- 2 tablespoons of vegetable oil
- 1 medium onion, finely chopped
- 4 cloves of garlic, minced
- 2 teaspoons of fresh chopped ginger
- ¼ teaspoon of cinnamon
- 1 teaspoon of cumin
- 16 ounce can of diced tomatoes in juice
- ½ teaspoon of turmeric
- ½ teaspoon of cayenne
- ½ teaspoon of fennel seeds, crushed with the back of your knife
- 1 teaspoon of coarsely ground black pepper
- 1 teaspoon of sea salt
- 1 cup of plain yogurt
- ½ to 1 cup of water
- 16 ounces of leftover turkey, cut into bite-size pieces
- 2 tablespoons of chopped cilantro
- sliced lemons, for serving
- raita, for serving (recipe follows)
1. Put the vegetable oil in a large skillet, along with the onion, garlic, ginger, cumin, and cinnamon. Cook until the onions are golden brown, about 7-8 minutes.
2. Add the tomatoes, turmeric, cayenne, fennel seeds, black pepper and salt. Stir and cook for 2 minutes, then add the yogurt and water, stirring constantly. Now add the turkey. Let mixture cook for 10 minutes and serve with chopped cilantro and lemon.
Makes 2 cups
- 16 ounces of Greek yogurt
- 1 cucumber, seeded and diced
- 1 cloves of garlic, minced
- 1 tablespoon of olive oil
- ¼ teaspoon of sea salt
- a pinch of cumin
- a big pinch of cayenne
- 2 tablespoons of chopped fresh mint
In a bowl, gently mix all of the ingredients. Refrigerate for at least an hour before using.
Thai Basil Fried Rice with Turkey
Makes 2 servings

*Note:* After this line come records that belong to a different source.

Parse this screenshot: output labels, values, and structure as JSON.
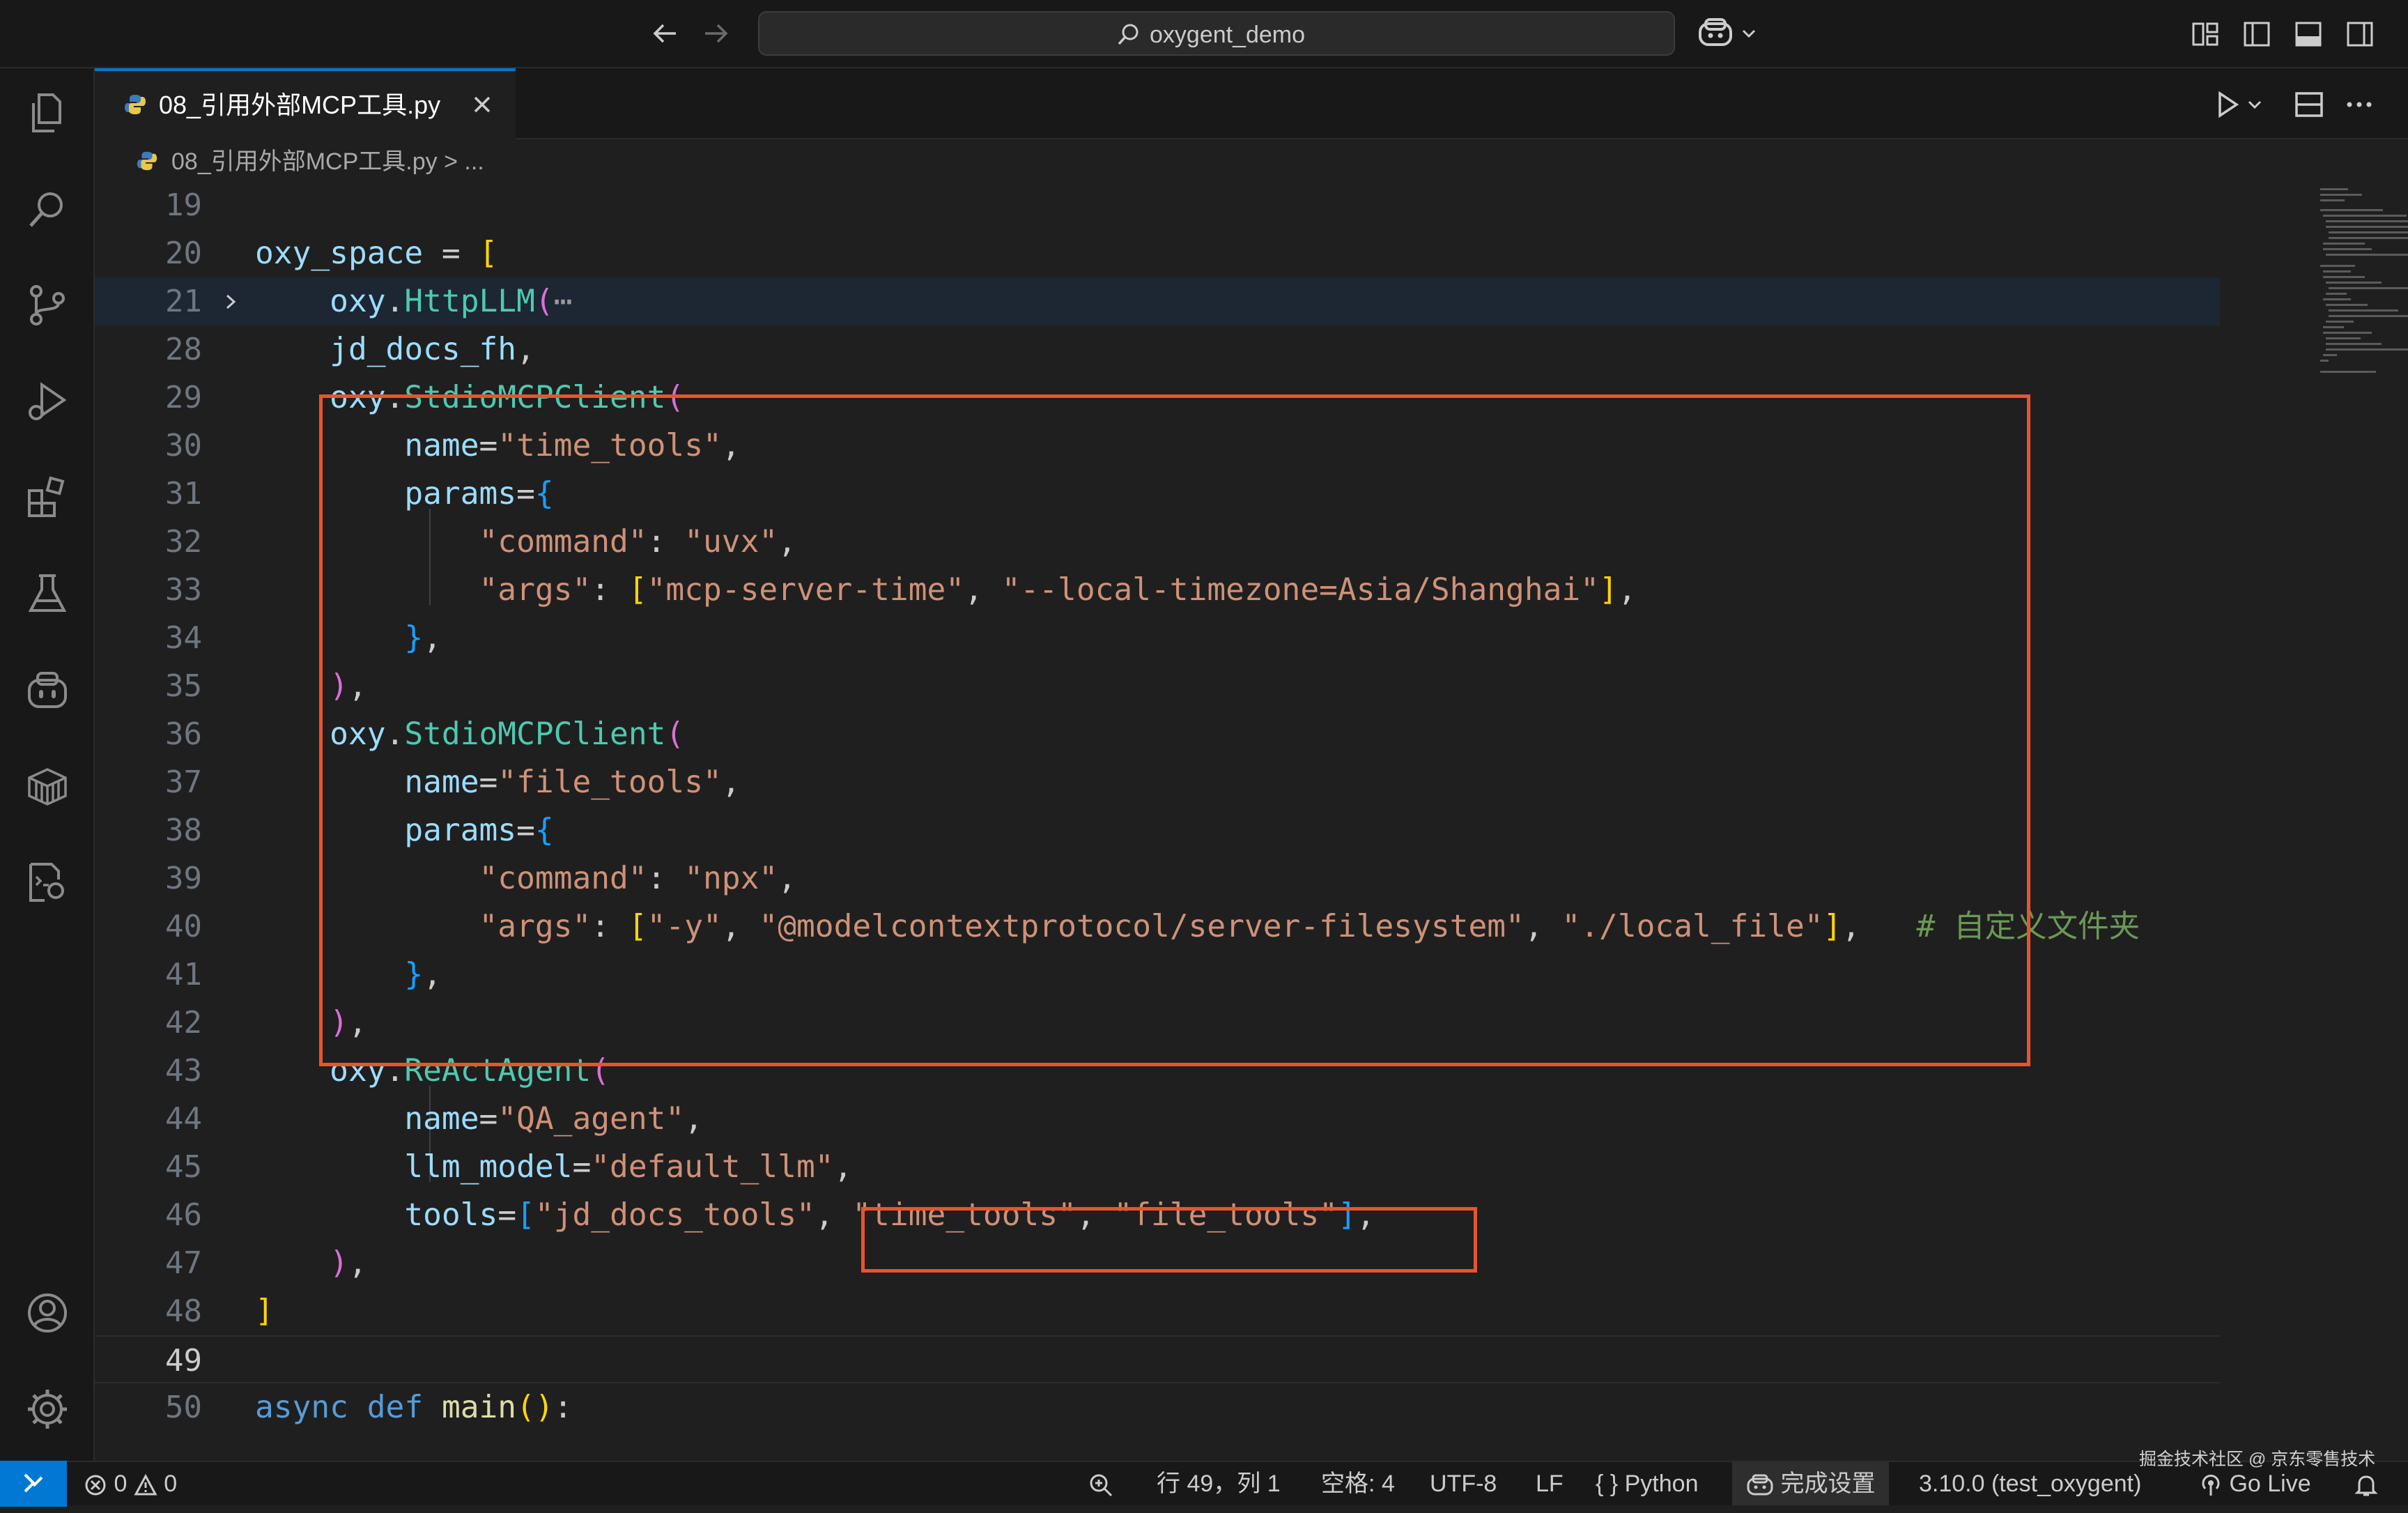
{
  "titlebar": {
    "search_label": "oxygent_demo"
  },
  "tab": {
    "label": "08_引用外部MCP工具.py"
  },
  "breadcrumb": {
    "file": "08_引用外部MCP工具.py",
    "separator": ">",
    "more": "..."
  },
  "editor": {
    "line_numbers": [
      "19",
      "20",
      "21",
      "28",
      "29",
      "30",
      "31",
      "32",
      "33",
      "34",
      "35",
      "36",
      "37",
      "38",
      "39",
      "40",
      "41",
      "42",
      "43",
      "44",
      "45",
      "46",
      "47",
      "48",
      "49",
      "50"
    ],
    "tokens": {
      "l20": [
        "oxy_space",
        " = ",
        "["
      ],
      "l21": [
        "oxy",
        ".",
        "HttpLLM",
        "(",
        "⋯"
      ],
      "l28": [
        "jd_docs_fh",
        ","
      ],
      "l29": [
        "oxy",
        ".",
        "StdioMCPClient",
        "("
      ],
      "l30": [
        "name",
        "=",
        "\"time_tools\"",
        ","
      ],
      "l31": [
        "params",
        "=",
        "{"
      ],
      "l32": [
        "\"command\"",
        ": ",
        "\"uvx\"",
        ","
      ],
      "l33": [
        "\"args\"",
        ": ",
        "[",
        "\"mcp-server-time\"",
        ", ",
        "\"--local-timezone=Asia/Shanghai\"",
        "]",
        ","
      ],
      "l34": [
        "}",
        ","
      ],
      "l35": [
        ")",
        ","
      ],
      "l36": [
        "oxy",
        ".",
        "StdioMCPClient",
        "("
      ],
      "l37": [
        "name",
        "=",
        "\"file_tools\"",
        ","
      ],
      "l38": [
        "params",
        "=",
        "{"
      ],
      "l39": [
        "\"command\"",
        ": ",
        "\"npx\"",
        ","
      ],
      "l40": [
        "\"args\"",
        ": ",
        "[",
        "\"-y\"",
        ", ",
        "\"@modelcontextprotocol/server-filesystem\"",
        ", ",
        "\"./local_file\"",
        "]",
        ",",
        "   # 自定义文件夹"
      ],
      "l41": [
        "}",
        ","
      ],
      "l42": [
        ")",
        ","
      ],
      "l43": [
        "oxy",
        ".",
        "ReActAgent",
        "("
      ],
      "l44": [
        "name",
        "=",
        "\"QA_agent\"",
        ","
      ],
      "l45": [
        "llm_model",
        "=",
        "\"default_llm\"",
        ","
      ],
      "l46": [
        "tools",
        "=",
        "[",
        "\"jd_docs_tools\"",
        ", ",
        "\"time_tools\"",
        ", ",
        "\"file_tools\"",
        "]",
        ","
      ],
      "l47": [
        ")",
        ","
      ],
      "l48": [
        "]"
      ],
      "l50": [
        "async",
        " ",
        "def",
        " ",
        "main",
        "()",
        ":"
      ]
    }
  },
  "statusbar": {
    "errors": "0",
    "warnings": "0",
    "position": "行 49，列 1",
    "spaces": "空格: 4",
    "encoding": "UTF-8",
    "eol": "LF",
    "language_glyph": "{ }",
    "language": "Python",
    "setup": "完成设置",
    "interpreter": "3.10.0 (test_oxygent)",
    "golive": "Go Live"
  },
  "watermark": "掘金技术社区 @ 京东零售技术",
  "icons": {
    "activity": [
      "explorer-icon",
      "search-icon",
      "source-control-icon",
      "run-debug-icon",
      "extensions-icon",
      "testing-icon",
      "copilot-chat-icon",
      "containers-icon",
      "remote-tools-icon",
      "account-icon",
      "settings-gear-icon"
    ]
  },
  "colors": {
    "highlight_box": "#e8542c",
    "accent": "#0078d4",
    "string": "#ce9178",
    "class": "#4ec9b0",
    "variable": "#9cdcfe",
    "keyword": "#569cd6",
    "comment": "#6a9955"
  }
}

I had this simple rice dish when I was staying at the Four Seasons in Chiang Mai, Thailand a few years ago, and begged he chef to show me how to make it — which he was happy to do. It’s so easy, and I often make this with whatever I’ve got on hand, using up whatever leftover meats and veggies that I have in my fridge, just as they do in Thailand.
- 2 tablespoons of peanut oil or safflower oil
- ½ onion, diced
- 1 clove of garlic, minced
- 1 to 2 Thai chiles (seeds and membrane removed), finely chopped
- 2 cups of broccoli florets
- ¼ of a red bell pepper, sliced into strips
- 8 ounces of turkey, diced or torn into bite-size pieces
- 1 teaspoon of light soy sauce
- 1 teaspoon of dark soy sauce
- 1 tablespoon of vegetarian (mushroom) sauce
- 3 cups of cooked rice (I like brown rice, but you may use whatever you prefer)
- 5 to 6 leaves of basil, torn
- slices of lime, for serving
1. Put the oil in a wok or large skillet, along with the onions, garlic and Thai chile. Turn the heat on medium high and cook until the onions become translucent, about 2 to 3 minutes. Remove onions, garlic and Thai chile from wok, reserving the oil.
2. Put the broccoli and red bell pepper in the wok with the oil and cook until the broccoli begins to soften — about 3 to 4 minutes. When the broccoli is mostly cooked, but still crunchy, add onions/garlic/chile mixture back to the wok along with the two soy sauces and the vegetarian sauce. Stir it all up, then add the rice and stir until it’s well combined. Add the torn basil leaves and toss again. Serve immediately with slices of lime.
Other things you can make with leftover turkey:
Steffie’s Gumbo (made with smoked turkey)